■ ASSIGNED TASK
Your answer should be every line below that includes the word "úhrade".

■ RAW DATA

----

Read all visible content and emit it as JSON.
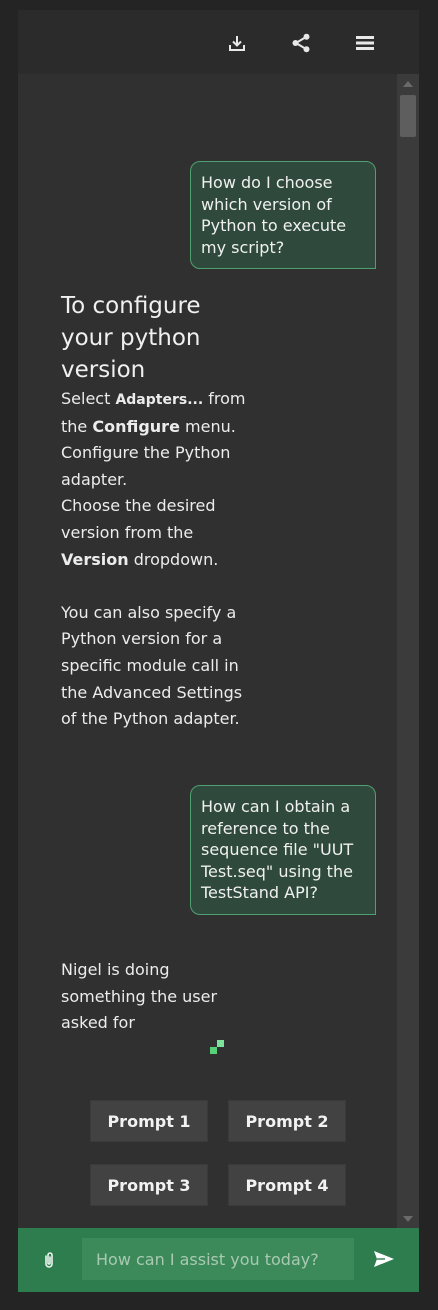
{
  "toolbar": {
    "download_icon": "download-icon",
    "share_icon": "share-icon",
    "menu_icon": "hamburger-menu-icon"
  },
  "messages": {
    "user1": "How do I choose which version of Python to execute my script?",
    "answer1": {
      "heading": "To configure your python version",
      "p1_a": "Select ",
      "p1_b": "Adapters...",
      "p1_c": " from the ",
      "p1_d": "Configure",
      "p1_e": " menu.",
      "p2": "Configure the Python adapter.",
      "p3_a": "Choose the desired version from the ",
      "p3_b": "Version",
      "p3_c": " dropdown.",
      "p4": "You can also specify a Python version for a specific module call in the Advanced Settings of the Python adapter."
    },
    "user2": "How can I obtain a reference to the sequence file \"UUT Test.seq\" using the TestStand API?",
    "status": "Nigel is doing something the user asked for"
  },
  "prompts": [
    "Prompt 1",
    "Prompt 2",
    "Prompt 3",
    "Prompt 4"
  ],
  "input": {
    "placeholder": "How can I assist you today?",
    "value": ""
  },
  "colors": {
    "accent": "#2e7d4f",
    "bubble_bg": "#2f4a3c",
    "bubble_border": "#4fa070",
    "loader": "#57d07a"
  }
}
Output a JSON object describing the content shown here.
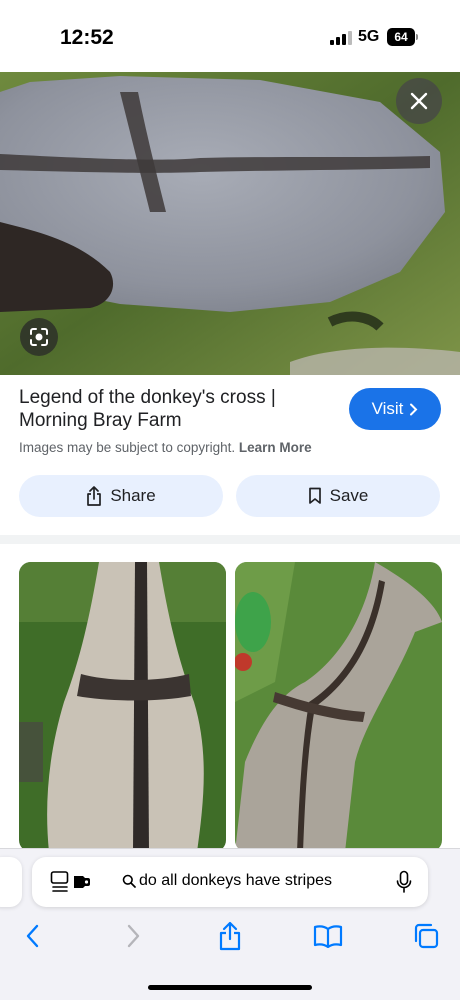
{
  "status_bar": {
    "time": "12:52",
    "network": "5G",
    "battery": "64"
  },
  "hero": {
    "image_icon": "donkey-back-photo",
    "close_icon": "close-icon",
    "lens_icon": "lens-icon"
  },
  "result": {
    "title": "Legend of the donkey's cross | Morning Bray Farm",
    "visit_label": "Visit",
    "copyright_text": "Images may be subject to copyright.",
    "learn_more_label": "Learn More"
  },
  "actions": {
    "share_label": "Share",
    "save_label": "Save"
  },
  "browser": {
    "search_query": "do all donkeys have stripes"
  },
  "colors": {
    "accent": "#1a73e8",
    "action_bg": "#e8f0fe",
    "toolbar_tint": "#007aff"
  }
}
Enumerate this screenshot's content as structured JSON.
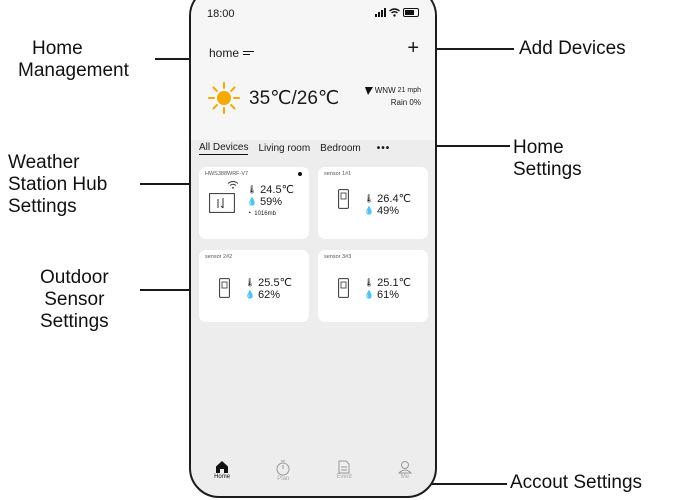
{
  "callouts": {
    "home_management": [
      "Home",
      "Management"
    ],
    "add_devices": "Add Devices",
    "home_settings": [
      "Home",
      "Settings"
    ],
    "weather_station": [
      "Weather",
      "Station Hub",
      "Settings"
    ],
    "outdoor_sensor": [
      "Outdoor",
      "Sensor",
      "Settings"
    ],
    "account_settings": "Accout Settings"
  },
  "status_bar": {
    "time": "18:00"
  },
  "header": {
    "home_name": "home",
    "add_symbol": "+"
  },
  "weather": {
    "temperature": "35℃/26℃",
    "wind": "WNW",
    "wind_speed": "21 mph",
    "rain": "Rain 0%"
  },
  "tabs": [
    "All Devices",
    "Living room",
    "Bedroom"
  ],
  "more_symbol": "•••",
  "devices": [
    {
      "name": "HWS388WRF-V7",
      "temp": "24.5℃",
      "humidity": "59%",
      "pressure": "1016mb"
    },
    {
      "name": "sensor 1#1",
      "temp": "26.4℃",
      "humidity": "49%"
    },
    {
      "name": "sensor 2#2",
      "temp": "25.5℃",
      "humidity": "62%"
    },
    {
      "name": "sensor 3#3",
      "temp": "25.1℃",
      "humidity": "61%"
    }
  ],
  "nav": [
    "Home",
    "Plan",
    "Event",
    "Me"
  ],
  "colors": {
    "sun": "#f5a800",
    "screen_bg": "#ededed",
    "card_bg": "#ffffff"
  }
}
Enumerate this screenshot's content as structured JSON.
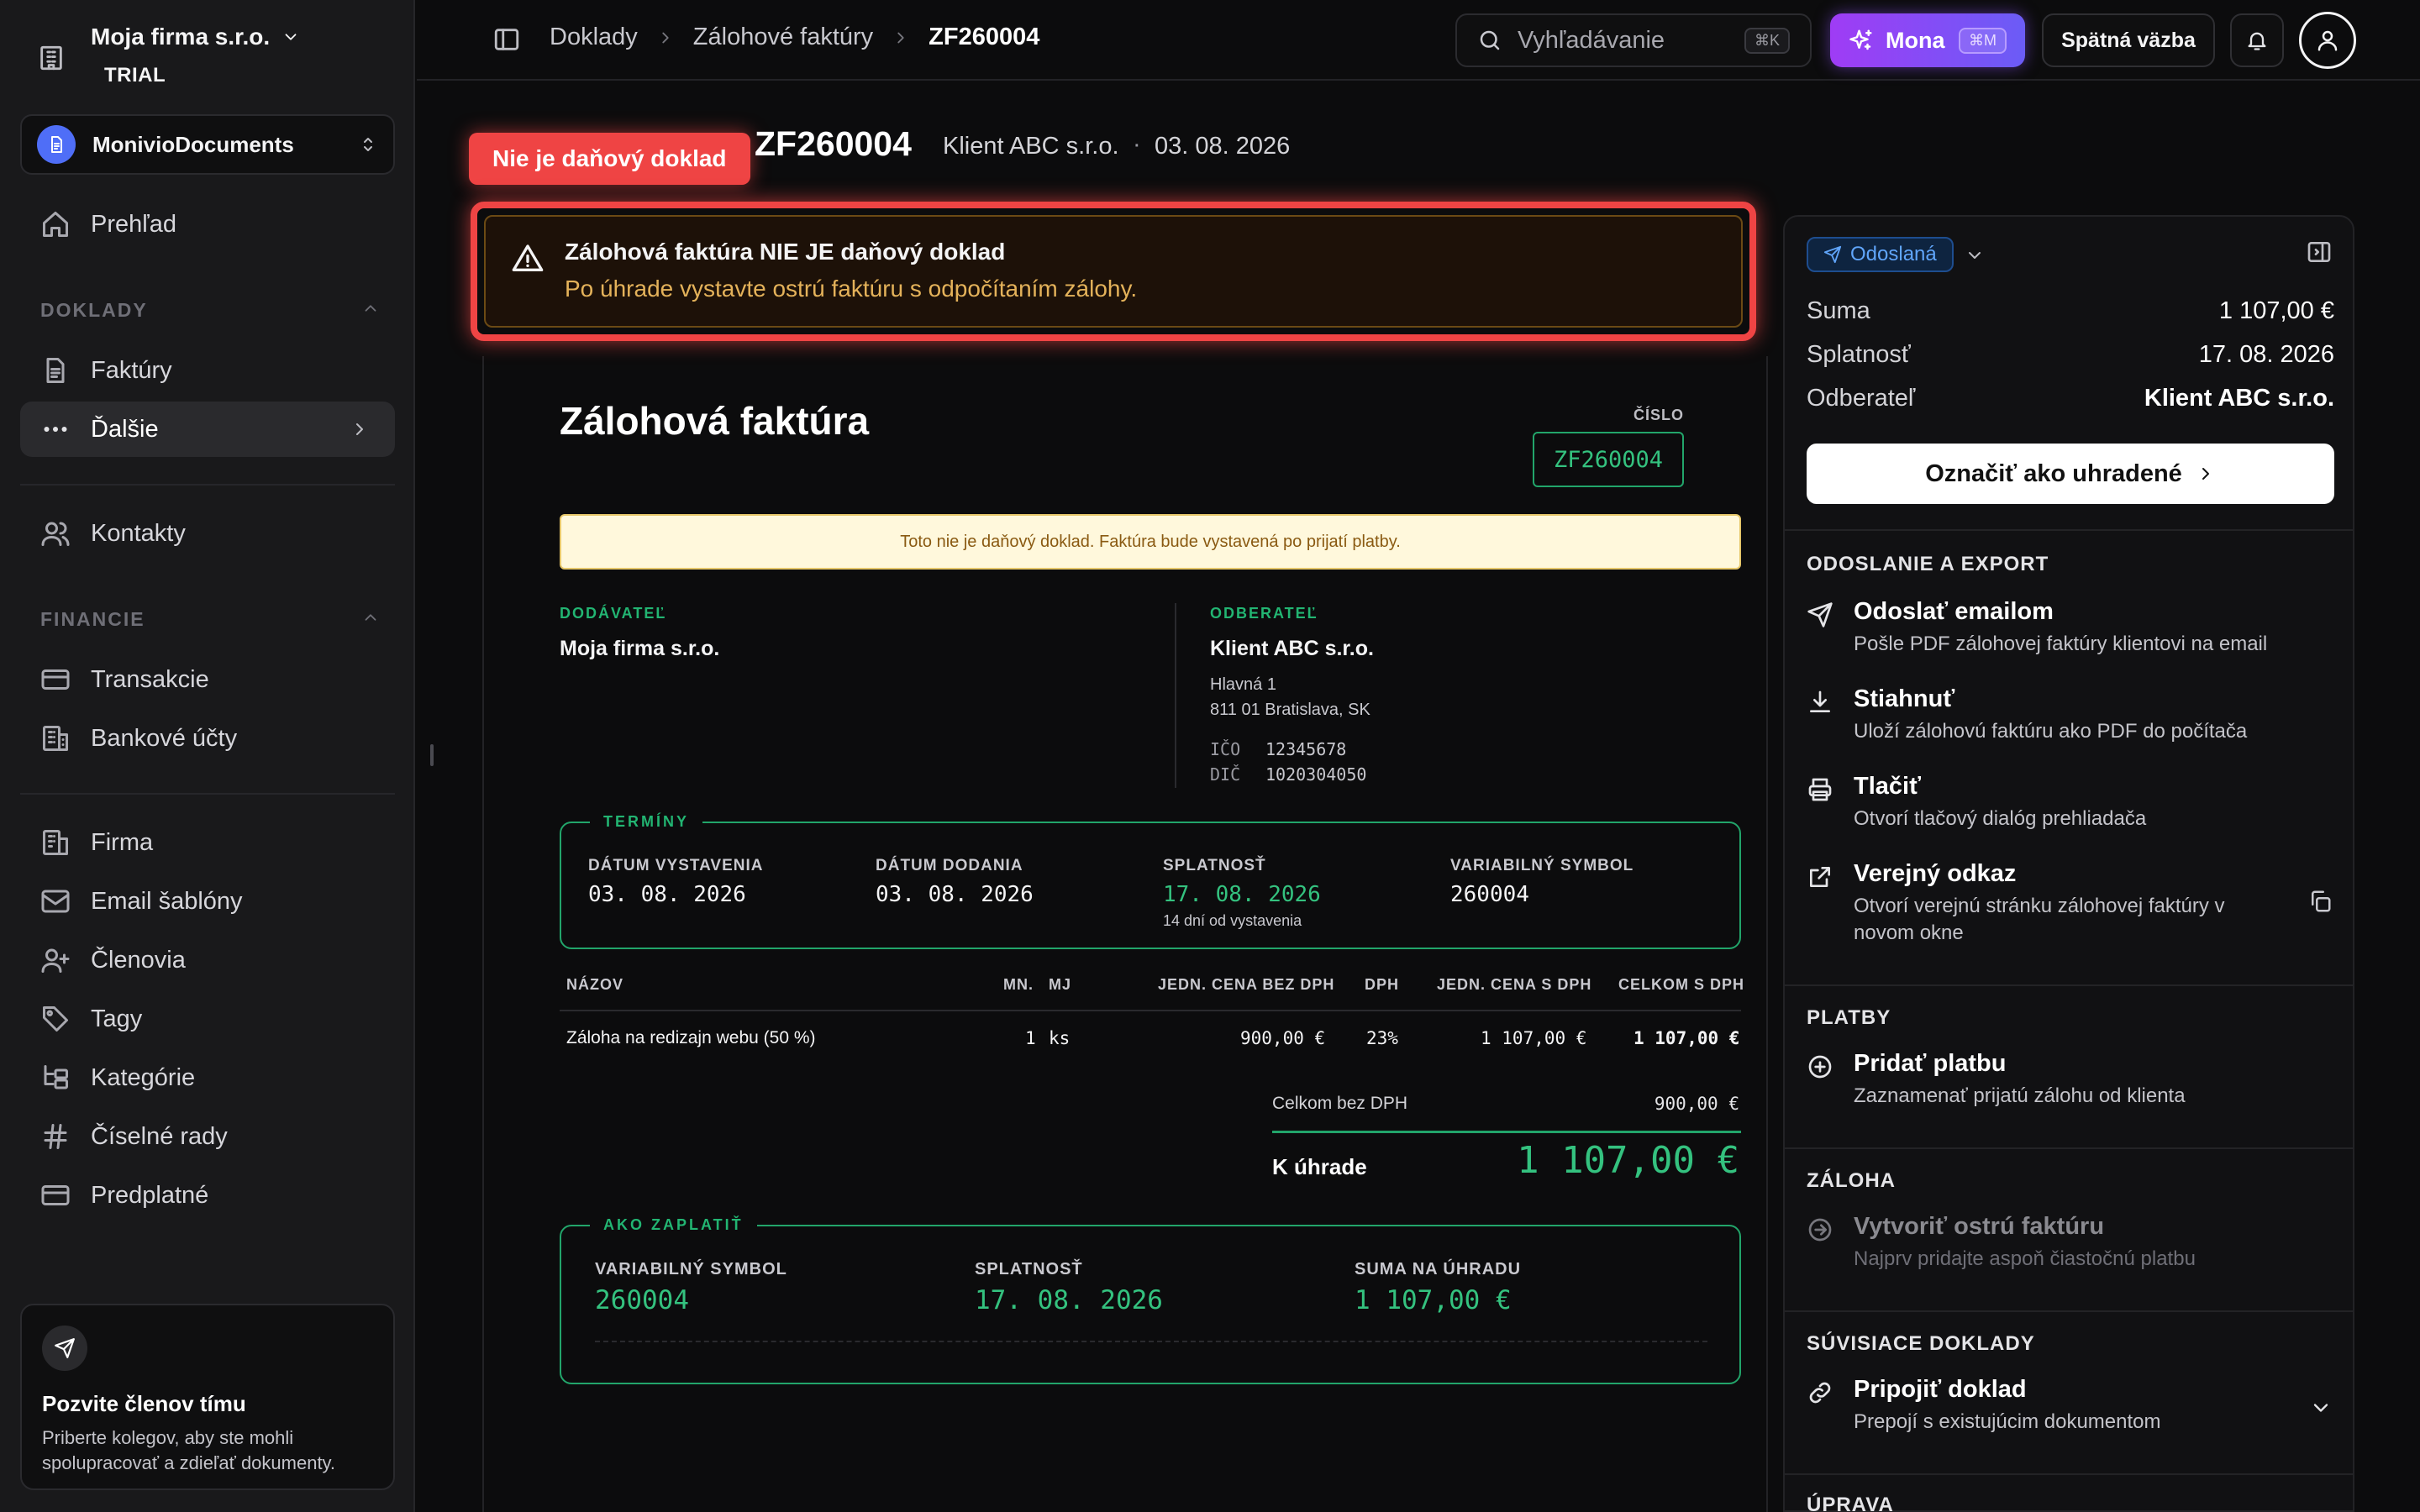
{
  "sidebar": {
    "org_name": "Moja firma s.r.o.",
    "org_plan": "TRIAL",
    "workspace": "MonivioDocuments",
    "nav_overview": "Prehľad",
    "section_docs": "DOKLADY",
    "nav_invoices": "Faktúry",
    "nav_more": "Ďalšie",
    "nav_contacts": "Kontakty",
    "section_finance": "FINANCIE",
    "nav_transactions": "Transakcie",
    "nav_bank": "Bankové účty",
    "nav_company": "Firma",
    "nav_email_templates": "Email šablóny",
    "nav_members": "Členovia",
    "nav_tags": "Tagy",
    "nav_categories": "Kategórie",
    "nav_number_series": "Číselné rady",
    "nav_subscription": "Predplatné",
    "invite_title": "Pozvite členov tímu",
    "invite_text": "Priberte kolegov, aby ste mohli spolupracovať a zdieľať dokumenty."
  },
  "topbar": {
    "crumb_1": "Doklady",
    "crumb_2": "Zálohové faktúry",
    "crumb_3": "ZF260004",
    "search_placeholder": "Vyhľadávanie",
    "search_kbd": "⌘K",
    "mona_label": "Mona",
    "mona_kbd": "⌘M",
    "feedback": "Spätná väzba"
  },
  "header": {
    "not_tax_tag": "Nie je daňový doklad",
    "doc_number": "ZF260004",
    "client": "Klient ABC s.r.o.",
    "dot": "·",
    "date": "03. 08. 2026"
  },
  "warning": {
    "title": "Zálohová faktúra NIE JE daňový doklad",
    "subtitle": "Po úhrade vystavte ostrú faktúru s odpočítaním zálohy."
  },
  "invoice": {
    "title": "Zálohová faktúra",
    "number_label": "ČÍSLO",
    "number": "ZF260004",
    "notice": "Toto nie je daňový doklad. Faktúra bude vystavená po prijatí platby.",
    "supplier_label": "DODÁVATEĽ",
    "supplier_name": "Moja firma s.r.o.",
    "customer_label": "ODBERATEĽ",
    "customer_name": "Klient ABC s.r.o.",
    "customer_street": "Hlavná 1",
    "customer_city": "811 01 Bratislava, SK",
    "ico_label": "IČO",
    "ico": "12345678",
    "dic_label": "DIČ",
    "dic": "1020304050",
    "terms_legend": "TERMÍNY",
    "issue_label": "DÁTUM VYSTAVENIA",
    "issue_date": "03. 08. 2026",
    "delivery_label": "DÁTUM DODANIA",
    "delivery_date": "03. 08. 2026",
    "due_label": "SPLATNOSŤ",
    "due_date": "17. 08. 2026",
    "due_note": "14 dní od vystavenia",
    "vs_label": "VARIABILNÝ SYMBOL",
    "vs": "260004",
    "columns": {
      "name": "NÁZOV",
      "qty": "MN.",
      "unit": "MJ",
      "price_net": "JEDN. CENA BEZ DPH",
      "vat": "DPH",
      "price_gross": "JEDN. CENA S DPH",
      "total": "CELKOM S DPH"
    },
    "row": {
      "name": "Záloha na redizajn webu (50 %)",
      "qty": "1",
      "unit": "ks",
      "price_net": "900,00 €",
      "vat": "23%",
      "price_gross": "1 107,00 €",
      "total": "1 107,00 €"
    },
    "total_net_label": "Celkom bez DPH",
    "total_net": "900,00 €",
    "to_pay_label": "K úhrade",
    "to_pay": "1 107,00 €",
    "howpay_legend": "AKO ZAPLATIŤ",
    "hp_vs_label": "VARIABILNÝ SYMBOL",
    "hp_vs": "260004",
    "hp_due_label": "SPLATNOSŤ",
    "hp_due": "17. 08. 2026",
    "hp_sum_label": "SUMA NA ÚHRADU",
    "hp_sum": "1 107,00 €"
  },
  "panel": {
    "status": "Odoslaná",
    "sum_label": "Suma",
    "sum": "1 107,00 €",
    "due_label": "Splatnosť",
    "due": "17. 08. 2026",
    "customer_label": "Odberateľ",
    "customer": "Klient ABC s.r.o.",
    "mark_paid": "Označiť ako uhradené",
    "sec_export": "ODOSLANIE A EXPORT",
    "email_title": "Odoslať emailom",
    "email_desc": "Pošle PDF zálohovej faktúry klientovi na email",
    "download_title": "Stiahnuť",
    "download_desc": "Uloží zálohovú faktúru ako PDF do počítača",
    "print_title": "Tlačiť",
    "print_desc": "Otvorí tlačový dialóg prehliadača",
    "public_title": "Verejný odkaz",
    "public_desc": "Otvorí verejnú stránku zálohovej faktúry v novom okne",
    "sec_payments": "PLATBY",
    "add_payment_title": "Pridať platbu",
    "add_payment_desc": "Zaznamenať prijatú zálohu od klienta",
    "sec_deposit": "ZÁLOHA",
    "create_invoice_title": "Vytvoriť ostrú faktúru",
    "create_invoice_desc": "Najprv pridajte aspoň čiastočnú platbu",
    "sec_related": "SÚVISIACE DOKLADY",
    "attach_title": "Pripojiť doklad",
    "attach_desc": "Prepojí s existujúcim dokumentom",
    "sec_edit": "ÚPRAVA"
  },
  "colors": {
    "accent_green": "#22b572",
    "danger": "#ef4444",
    "status_blue": "#60a5fa",
    "mona_purple": "#9f3cf5"
  }
}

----

■ WRITTEN SOLUTION
    "subtitle": "Po úhrade vystavte ostrú faktúru s odpočítaním zálohy."
    "to_pay_label": "K úhrade",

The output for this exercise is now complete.